Space flight causes astronauts’ bodies to undergo extreme stress, putting them at heightened risk of developing diseases and experiencing severe medical complications. Although the negative effects of space on the human body have long been known, NASA is now investigating how much higher the risks are to an astronaut’s health are when they undertake longer missions than a six-month stint on the international space station.

Deep space missions, such as a journey to Mars, also require new methods to deal with medical emergencies quickly as communication channels become much too slow when astronauts venture away from the space station.

To support astronauts in dealing with medical emergencies themselves, US-based medical gaming company Level Ex has received an undisclosed grant from the Translational Research Institute for Space Health (TRISH) to virtually simulate how the human body changes and is affected by space. This model will be used to train astronauts to treat diseases and perform medical procedures without needing to wait for an hour to receive instructions from mission control.

Medical challenges facing astronauts in space

Lack of, or zero, gravity and consequential long-term weightlessness has serious adverse effects on the bodies of astronauts, including muscle atrophy in the heart due to a loss of fluid volume and the deterioration of the skeleton as bones and muscles lose mass.

These effects were revealed by NASA’s comparative study of astronaut Scott Kelly and his twin brother Mark.
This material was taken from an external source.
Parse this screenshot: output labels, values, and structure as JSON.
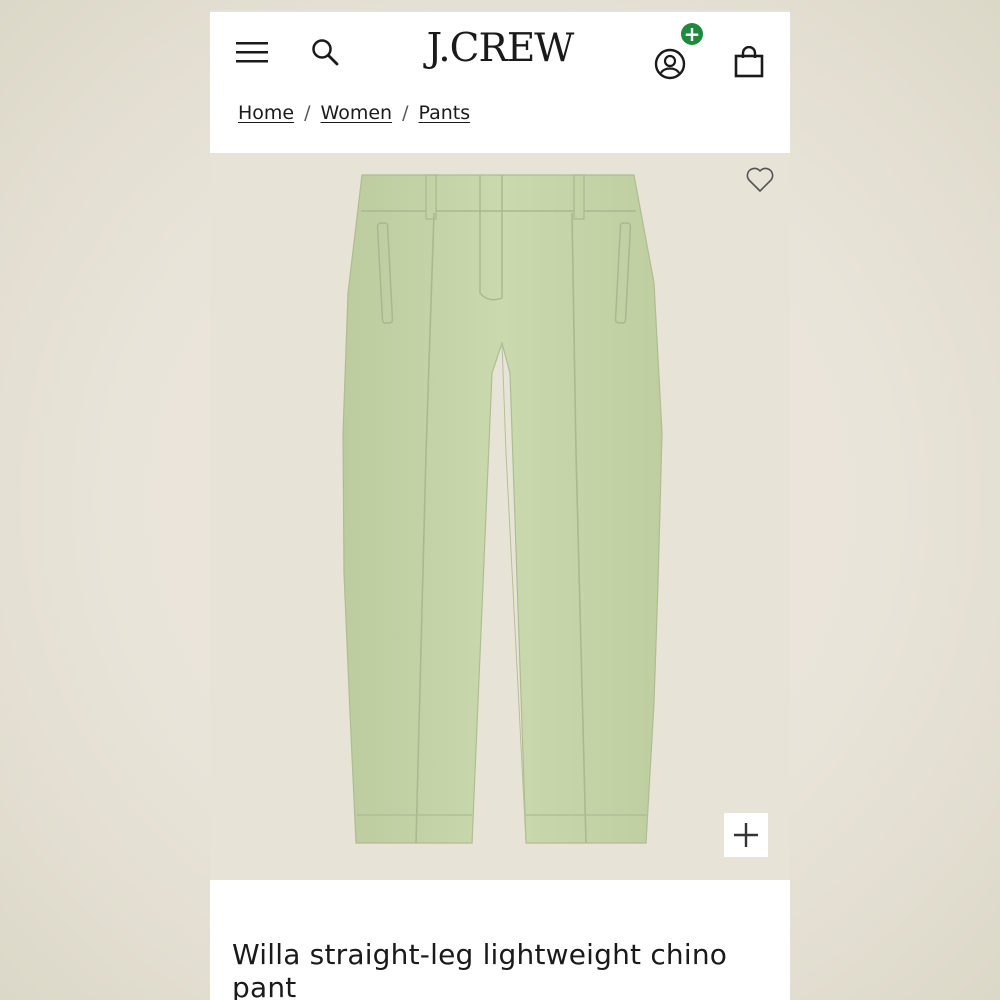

The one-year trial found that Scott developed a thickening in his retina and in his carotid artery, compared to Mark who stayed on earth. He also experienced damage to his DNA and changes in gene expression, the long-term effects of which are unknown.

In addition to heightened strain on the heart and muscle wasting, Level Ex vice-president and medical director Eric Gantwerker notes that astronauts experience increased intracranial pressure, especially while in deep space. This has “a lot of downstream effects, such as on the eye, which can cause vision changes.”

Another example pointed out by Gantwerker are another gravity dependent system, the kidneys. “Because the bones of the body don’t react well to low-gravity, and they actually re-form and a lot of the calcium gets pulled from the bones, put back into the bloodstream, and the kidney has a process that,” he explains.

Since these specific, higher risk scenarios will never be seen on Earth, keeping astronauts healthy is a serious challenge for the space agency; one that is only going to be compounded as they travel further into space.

Currently, healthcare is managed through contact with mission control and by returning the crew back to earth if need be. But, this will not be possible during a three-year trip where NASA explains “once you burn your engines, there is no turning back”. Consequently, if space agencies want to achieve to goal of traveling further into space, they need to develop  ways for astronauts to deal with medical emergencies autonomously.

Video game-based medical training for astronauts

Building upon LevelEx’s belief that “games have perfected [medical training],” since they “give you just enough ability to face a certain challenge and motivate you to keep going forward [by] upping the challenge at every turn,” as Gantwerker explains, the company is “eager to apply the work we’ve done to another critically important area of healthcare,” as CEO Sam Glassenberg told ZD Net.

The company has leveraged NASA’s extensive research and data on how human bodies are effected by space, and will combine this with its cutting edge gaming technology – particularly cisco simulators and fluid dynamics – to model and recreate emergency medical scenarios unique to space.

This virtual environment will be able to “train [astronauts] on something that they have never seen before.” This is especially important as astronauts venture into deep space and the “communication turnaround is 40 minutes there and 40 minutes back; that’s too long to wait in an emergency scenario,” Gantwerker notes.

The situation is not comparable with “military medics or paramedics, where if they have a problem that’s beyond their scope, they can just call somebody, and that person can take them through and tell them what to do.”

Gantwerker adds gaming technology is particularly important for space because, unlike on earth, there are fewer opportunities’ for training on real people.

Real world application of the simulation

Although the specifics of the Level Ex platform and its curriculum are yet to be agreed with NASA, Gantwerker explains the company is planning to model and create games for certain disease states commonly observed in astronauts while in space.

The company envisions that the medical game will be used by astronauts both during their standard pre-space flight training and while they are on the space flight.

As Gantwerker notes: “When we start going through deep space missions, they will have a lot of time on their hands and it would be nice to have something that they can use to learn during the actual passage into deep space.”

“Unforeseen emergencies are always going to happen, the hope is the skills they have at their fingertips from their training will allow them to handle the situation”, however, Gantwerker notes that Level Ex plans to feed data from the real world medical situations that emerge to help improve its virtual simulation platform for use in other missions.

Can space simulation help patients back on earth?

Not only will simulating the human body in space enable astronauts to deal with medical emergencies effectively and autonomously, real world information garnered from space missions will have “terrestrial applications [in terms of] how can we train physicians” on Earth, according to Gantwerker.

“A lot of the conditions that happen in microgravity or zero gravity actually happen on terrestrial Earth – they just don’t necessarily happen for the same reason – so the conditions and the treatment are often the same.”

One example Gantwerker points to is intracranial pressure. “Some of the learnings how to assess and treat intracranial pressure in space can come back and actually train physicians back on earth.”